Shortly after the Nazis first rose to power in 1933, they began the systematic "coordination" of German society.1 Political opponents and Jews were forced from professional organizations, social clubs, and sports leagues. Many German doctors joined the Nazi Party or its subsidiary organizations, and the German medical profession developed a close but complicated relationship with the Nazi regime.2 The regime banned Jewish medical practitioners from treating non-Jewish patients and required "Aryan" members of German medical organizations to establish their political reliability.3
The featured photograph illustrates the Nazi domination of Germany's formerly independent professional medical organizations. The image shows dozens of nurses swearing their allegiance to the German Red Cross (Deutsches Rotes Kreuz) at an induction ceremony in Nuremberg in June 1940. The regime appointed Nazi officials to lead the German Red Cross and its nursing associations, and its nurses began receiving political indoctrination as part of their professional training. The organization changed its emblem to a swastika-adorned black eagle with a red cross clutched in its talons, which is visible on the gigantic banner at the center of the photograph.
Although little is known about the career of photographer Fritz Wolkensdörfer, it appears that this image was captured for its potential value as an official propaganda photograph.4 Wolkensdörfer was clearly granted access to the ceremony, which seems arranged in a militaristic fashion. Uniformed nurses stand in disciplined rows with their faces hidden from view, gazing at distant Nazi officials on the stage. Oversized banners with swastikas and the German Red Cross emblem dominate the frame. Does the vantage point of the photograph seem incidental or intentional? What might Wolkensdörfer have hoped to capture or suggest with his framing of the scene?

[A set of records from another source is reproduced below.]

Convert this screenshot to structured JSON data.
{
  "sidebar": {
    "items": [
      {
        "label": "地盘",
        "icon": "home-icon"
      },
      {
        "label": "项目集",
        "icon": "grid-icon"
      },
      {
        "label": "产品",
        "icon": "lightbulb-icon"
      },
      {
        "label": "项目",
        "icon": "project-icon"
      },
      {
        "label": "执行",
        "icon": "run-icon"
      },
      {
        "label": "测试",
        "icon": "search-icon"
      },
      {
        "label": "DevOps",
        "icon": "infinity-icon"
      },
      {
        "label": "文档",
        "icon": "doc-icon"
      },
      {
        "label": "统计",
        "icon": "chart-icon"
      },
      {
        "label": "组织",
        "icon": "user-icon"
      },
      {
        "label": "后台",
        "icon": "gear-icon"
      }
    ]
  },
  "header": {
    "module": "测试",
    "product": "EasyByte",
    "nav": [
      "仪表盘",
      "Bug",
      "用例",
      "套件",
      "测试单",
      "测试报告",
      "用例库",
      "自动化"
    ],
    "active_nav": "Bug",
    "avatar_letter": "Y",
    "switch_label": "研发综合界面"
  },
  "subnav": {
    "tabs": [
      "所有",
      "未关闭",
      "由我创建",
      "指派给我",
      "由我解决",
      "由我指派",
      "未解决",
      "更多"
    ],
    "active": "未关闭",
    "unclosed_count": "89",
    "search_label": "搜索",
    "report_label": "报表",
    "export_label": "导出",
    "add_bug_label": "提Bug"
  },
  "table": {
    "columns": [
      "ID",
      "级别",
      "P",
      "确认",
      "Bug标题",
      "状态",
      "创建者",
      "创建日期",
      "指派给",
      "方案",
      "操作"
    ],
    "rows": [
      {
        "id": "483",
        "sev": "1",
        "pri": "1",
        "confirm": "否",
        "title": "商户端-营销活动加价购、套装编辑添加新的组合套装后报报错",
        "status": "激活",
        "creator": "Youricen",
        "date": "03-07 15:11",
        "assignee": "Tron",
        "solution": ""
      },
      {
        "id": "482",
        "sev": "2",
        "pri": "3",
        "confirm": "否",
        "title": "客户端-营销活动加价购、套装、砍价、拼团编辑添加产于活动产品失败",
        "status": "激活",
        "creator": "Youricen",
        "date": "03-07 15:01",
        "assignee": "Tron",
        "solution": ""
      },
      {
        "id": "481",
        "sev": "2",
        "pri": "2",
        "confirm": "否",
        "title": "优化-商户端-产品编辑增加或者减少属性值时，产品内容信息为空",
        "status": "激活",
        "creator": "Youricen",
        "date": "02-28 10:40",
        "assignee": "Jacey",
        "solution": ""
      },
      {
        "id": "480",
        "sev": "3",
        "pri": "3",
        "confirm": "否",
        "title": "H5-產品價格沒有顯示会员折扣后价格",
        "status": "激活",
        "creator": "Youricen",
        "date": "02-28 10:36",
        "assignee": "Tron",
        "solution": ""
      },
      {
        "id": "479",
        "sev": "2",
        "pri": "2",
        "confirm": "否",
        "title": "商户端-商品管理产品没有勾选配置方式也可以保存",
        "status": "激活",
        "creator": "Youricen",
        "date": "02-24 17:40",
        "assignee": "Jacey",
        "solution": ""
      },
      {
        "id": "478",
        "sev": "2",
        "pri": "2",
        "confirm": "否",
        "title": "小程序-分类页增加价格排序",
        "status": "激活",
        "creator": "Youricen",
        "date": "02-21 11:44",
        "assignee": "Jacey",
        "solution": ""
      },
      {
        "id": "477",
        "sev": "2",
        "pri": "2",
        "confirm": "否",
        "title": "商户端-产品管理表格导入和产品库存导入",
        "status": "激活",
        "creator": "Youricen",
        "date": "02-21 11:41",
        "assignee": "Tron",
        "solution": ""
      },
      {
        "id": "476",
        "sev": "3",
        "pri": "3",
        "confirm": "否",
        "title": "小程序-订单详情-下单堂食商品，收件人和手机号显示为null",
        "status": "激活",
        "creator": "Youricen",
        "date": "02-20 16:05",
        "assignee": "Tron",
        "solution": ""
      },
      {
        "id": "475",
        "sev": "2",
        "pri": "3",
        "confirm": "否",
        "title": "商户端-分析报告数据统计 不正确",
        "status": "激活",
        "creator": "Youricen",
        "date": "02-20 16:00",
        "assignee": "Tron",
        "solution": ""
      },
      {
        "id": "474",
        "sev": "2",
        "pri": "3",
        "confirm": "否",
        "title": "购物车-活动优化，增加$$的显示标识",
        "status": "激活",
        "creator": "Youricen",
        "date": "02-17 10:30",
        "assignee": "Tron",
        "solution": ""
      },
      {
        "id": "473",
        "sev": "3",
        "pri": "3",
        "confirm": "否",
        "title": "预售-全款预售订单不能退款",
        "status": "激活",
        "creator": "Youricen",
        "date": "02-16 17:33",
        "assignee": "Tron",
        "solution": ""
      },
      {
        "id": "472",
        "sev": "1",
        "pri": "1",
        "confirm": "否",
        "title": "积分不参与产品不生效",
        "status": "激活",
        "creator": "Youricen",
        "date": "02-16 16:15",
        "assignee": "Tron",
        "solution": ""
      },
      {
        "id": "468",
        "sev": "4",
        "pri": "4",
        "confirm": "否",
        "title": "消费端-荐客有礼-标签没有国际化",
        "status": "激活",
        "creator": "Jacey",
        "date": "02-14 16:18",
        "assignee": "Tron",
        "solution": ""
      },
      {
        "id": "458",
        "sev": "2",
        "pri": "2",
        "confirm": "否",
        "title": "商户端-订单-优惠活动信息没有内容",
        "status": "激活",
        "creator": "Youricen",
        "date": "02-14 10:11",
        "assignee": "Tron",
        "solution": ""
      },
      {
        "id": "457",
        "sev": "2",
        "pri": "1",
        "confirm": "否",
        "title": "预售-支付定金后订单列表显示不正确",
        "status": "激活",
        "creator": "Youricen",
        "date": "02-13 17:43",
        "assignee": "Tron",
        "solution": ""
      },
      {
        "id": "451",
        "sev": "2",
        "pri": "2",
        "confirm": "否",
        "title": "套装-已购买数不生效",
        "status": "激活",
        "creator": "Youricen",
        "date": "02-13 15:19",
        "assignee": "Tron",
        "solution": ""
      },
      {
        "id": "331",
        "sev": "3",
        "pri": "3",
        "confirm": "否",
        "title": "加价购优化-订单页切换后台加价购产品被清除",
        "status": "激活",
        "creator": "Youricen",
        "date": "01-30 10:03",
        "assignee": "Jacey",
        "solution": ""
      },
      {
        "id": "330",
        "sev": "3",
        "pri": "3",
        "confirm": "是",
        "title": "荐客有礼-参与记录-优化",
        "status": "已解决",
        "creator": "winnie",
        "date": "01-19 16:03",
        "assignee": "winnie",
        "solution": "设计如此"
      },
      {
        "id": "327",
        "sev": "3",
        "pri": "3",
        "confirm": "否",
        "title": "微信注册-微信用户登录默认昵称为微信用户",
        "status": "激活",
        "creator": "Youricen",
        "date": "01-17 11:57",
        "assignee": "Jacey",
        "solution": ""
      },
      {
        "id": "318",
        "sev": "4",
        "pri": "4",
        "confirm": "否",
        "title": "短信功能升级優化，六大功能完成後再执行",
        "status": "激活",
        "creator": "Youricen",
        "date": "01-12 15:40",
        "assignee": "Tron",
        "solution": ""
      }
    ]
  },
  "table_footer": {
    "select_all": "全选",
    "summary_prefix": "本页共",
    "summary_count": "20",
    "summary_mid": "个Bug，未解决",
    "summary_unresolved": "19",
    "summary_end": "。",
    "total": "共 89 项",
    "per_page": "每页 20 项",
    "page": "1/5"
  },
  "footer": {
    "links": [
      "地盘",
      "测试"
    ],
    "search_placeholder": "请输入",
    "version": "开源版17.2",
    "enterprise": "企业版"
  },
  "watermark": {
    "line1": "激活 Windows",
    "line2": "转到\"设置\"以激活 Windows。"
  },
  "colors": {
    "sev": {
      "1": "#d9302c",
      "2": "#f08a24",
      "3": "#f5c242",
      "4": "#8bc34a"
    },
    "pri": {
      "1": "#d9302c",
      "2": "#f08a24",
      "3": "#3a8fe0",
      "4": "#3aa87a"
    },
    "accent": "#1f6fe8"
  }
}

Like other countries' national Red Cross organizations, the German Red Cross operated in association with the International Red Cross (IRC), which was responsible for monitoring prisoner of war (POW) camps during World War II.5 The IRC has been criticized, however, for not doing more to aid Jews and others imprisoned within the Nazi system of concentration camps and killing centers during the Holocaust.6 Thoroughly Nazified by the late 1930s, the German Red Cross refused to cooperate with IRC requests to inspect concentration camps.7 The regime eventually allowed the IRC to conduct a limited number of elaborately staged and heavily supervised inspection tours.8